classes.
"4-H National Youth Science Day is a
great opportunity for members in Madison
County to get excited about science," said
Heather Johnson the Madison County 4-H
agent. "These initiatives help spark young
people's interest in science and may inspire
them to explore scientific careers. The
knowledge they gain will also help them
make a real difference in their own com-
.munities."
Science education expert Steve Span-
gler- worked closely with 4-H and Dr. Bob


Horton, 4-H science education specialist for
The Ohio State University Extension, to
create the NSE and related activities. Six
million 4-H youth plus parents, teachers,
students, and youth organizations nation-
wide were invited to participate in 4-H Na-
tional Youth Science Day
"The National Science Experiment is a
hands-on project with practical benefits
that educate youth about our environment -
- all the while making science fun," said Dr
Bob Horton. "The experiment helps youth
not only understand how superabsorbent
polymers can be used in horticulture, gar-
dening, landscaping, and specialty crop
farming, but also how they can address wa-
ter conservation and groundwater contam-
ination issues in their own communities."
As part of the Cooperative Extension
System of the United States Department of
Agriculture and the 106 Land-Grant Uni-
versities across the country, 4-H has been
educating youth on agriculture and the sci-
ences for over 100 years. In fact, 4-H's exist-
ing science curriculum, combined with
new initiatives like 4-H NYSD, will arm
youth with the necessary technical skills to
help America maintain its competitive
edge in the global marketplace. For more in-
formation on 4-H National Youth Science
Day, please visit www.4-H.org.
About 4-H
4-H is a community of 6 million young
people across-America learning leadership,
citizenship, and life skills. National 4-H
Council the national, private-sector; non-
profit, artner of the 4-H Youth Develop-
ment ogr.an4itspaentthe Coopera-
tive Ex3 'ASystem of ffie ted States
Department of Agriculture.
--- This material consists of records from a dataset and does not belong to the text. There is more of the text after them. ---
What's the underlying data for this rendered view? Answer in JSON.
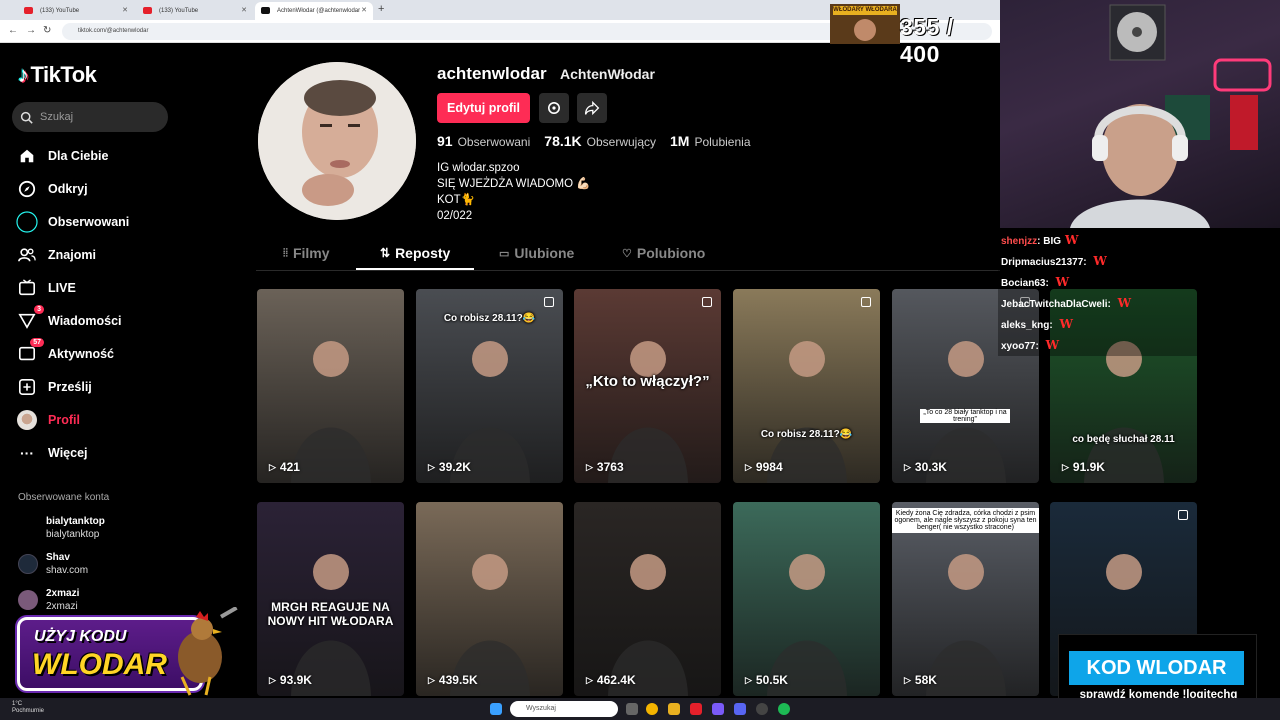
{
  "browser": {
    "tabs": [
      {
        "label": "(133) YouTube",
        "kind": "youtube"
      },
      {
        "label": "(133) YouTube",
        "kind": "youtube"
      },
      {
        "label": "AchtenWłodar (@achtenwlodar",
        "kind": "tiktok"
      }
    ],
    "url": "tiktok.com/@achtenwlodar"
  },
  "sidebar": {
    "logo": "TikTok",
    "search_placeholder": "Szukaj",
    "items": [
      {
        "label": "Dla Ciebie",
        "icon": "home-icon"
      },
      {
        "label": "Odkryj",
        "icon": "compass-icon"
      },
      {
        "label": "Obserwowani",
        "icon": "following-icon"
      },
      {
        "label": "Znajomi",
        "icon": "friends-icon"
      },
      {
        "label": "LIVE",
        "icon": "live-icon"
      },
      {
        "label": "Wiadomości",
        "icon": "messages-icon",
        "badge": "3"
      },
      {
        "label": "Aktywność",
        "icon": "activity-icon",
        "badge": "57"
      },
      {
        "label": "Prześlij",
        "icon": "upload-icon"
      },
      {
        "label": "Profil",
        "icon": "profile-avatar"
      },
      {
        "label": "Więcej",
        "icon": "more-icon"
      }
    ],
    "followed_heading": "Obserwowane konta",
    "followed": [
      {
        "name": "bialytanktop",
        "handle": "bialytanktop"
      },
      {
        "name": "Shav",
        "handle": "shav.com"
      },
      {
        "name": "2xmazi",
        "handle": "2xmazi"
      }
    ]
  },
  "promo": {
    "line1": "UŻYJ KODU",
    "line2": "WLODAR"
  },
  "profile": {
    "username": "achtenwlodar",
    "nickname": "AchtenWłodar",
    "edit_label": "Edytuj profil",
    "stats": [
      {
        "value": "91",
        "label": "Obserwowani"
      },
      {
        "value": "78.1K",
        "label": "Obserwujący"
      },
      {
        "value": "1M",
        "label": "Polubienia"
      }
    ],
    "bio": [
      "IG wlodar.spzoo",
      "SIĘ WJEŻDŻA WIADOMO 💪🏻",
      "KOT🐈",
      "02/022"
    ]
  },
  "tabs": [
    "Filmy",
    "Reposty",
    "Ulubione",
    "Polubiono"
  ],
  "active_tab": "Reposty",
  "videos": [
    {
      "views": "421",
      "caption": "",
      "bg": "#6b6258"
    },
    {
      "views": "39.2K",
      "caption": "Co robisz 28.11?😂",
      "bg": "#4a4d52",
      "multi": true
    },
    {
      "views": "3763",
      "caption": "„Kto to włączył?”",
      "bg": "#5b3a34",
      "multi": true
    },
    {
      "views": "9984",
      "caption": "Co robisz 28.11?😂",
      "bg": "#8a7a5a",
      "multi": true
    },
    {
      "views": "30.3K",
      "caption": "„To co 28 biały tanktop i na trening”",
      "bg": "#55585e",
      "multi": true
    },
    {
      "views": "91.9K",
      "caption": "co będę słuchał 28.11",
      "bg": "#1f5a2c"
    },
    {
      "views": "93.9K",
      "caption": "MRGH REAGUJE NA NOWY HIT WŁODARA",
      "bg": "#2b2236"
    },
    {
      "views": "439.5K",
      "caption": "",
      "bg": "#7a6a58"
    },
    {
      "views": "462.4K",
      "caption": "",
      "bg": "#2a2624"
    },
    {
      "views": "50.5K",
      "caption": "",
      "bg": "#3c6a5a"
    },
    {
      "views": "58K",
      "caption": "Kiedy żona Cię zdradza, córka chodzi z psim ogonem, ale nagle słyszysz z pokoju syna ten benger( nie wszystko stracone)",
      "bg": "#5a5e66"
    },
    {
      "views": "",
      "caption": "",
      "bg": "#1a2a3a",
      "multi": true
    }
  ],
  "stream": {
    "counter": "355 / 400",
    "counter_banner": "WŁODARY WŁODARA",
    "chat": [
      {
        "user": "shenjzz",
        "msg": "BIG",
        "color": "#ff4d4d"
      },
      {
        "user": "Dripmacius21377",
        "msg": "",
        "color": "#ffffff"
      },
      {
        "user": "Bocian63",
        "msg": "",
        "color": "#ffffff"
      },
      {
        "user": "JebacTwitchaDlaCweli",
        "msg": "",
        "color": "#ffffff"
      },
      {
        "user": "aleks_kng",
        "msg": "",
        "color": "#ffffff"
      },
      {
        "user": "xyoo77",
        "msg": "",
        "color": "#ffffff"
      }
    ],
    "chat_reaction": "W",
    "code_banner": "KOD WLODAR",
    "code_sub": "sprawdź komendę !logitechg"
  },
  "taskbar": {
    "temp": "1°C",
    "weather": "Pochmurnie",
    "search": "Wyszukaj"
  },
  "colors": {
    "accent": "#fe2c55",
    "bg": "#000000",
    "code": "#0ea5e9"
  }
}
La more
about4-H at www.4-H.org.


NORTH AMERICA
Proudly Suppdrts

4-H Clubi


& Members


Tim Sanders
Madison County Clerk Of The Court


Proudly Supports
All the Local 4H
Clubs & Members

n___.


We Support Our Local 4-H


ASrx
America's Propane Company
LP Gas, Appliances, 24 Hour Emergency Service
1606 NE Colin Kelly Highway
Madison, Florida

(850) 973-2218



A OW1iaix of m'tM8 seD WMNV
229-482-3131 1-800-634-1672
www.super-sod.com
www.pattenseed.com



Proudly Supports

4-H Clubs


2 Farmers Cooperative, Inc.


Is Proud to Support

All Area 4-H Members & Clubs
748 SW. Horry Ave.
V Madison, FL W
(850) 973-2269



A&-


Please visit us at our locations


just north of 1-10 at
State Reads 53 and 14

(Proud'upp"rte of

Madison County
4-9f Cfubs


8B Madison County Carrier


Ia.-.




University of Florida Home Page
© 2004 - 2010 University of Florida George A. Smathers Libraries.
All rights reserved.

Acceptable Use, Copyright, and Disclaimer Statement
Last updated October 10, 2010 - - mvs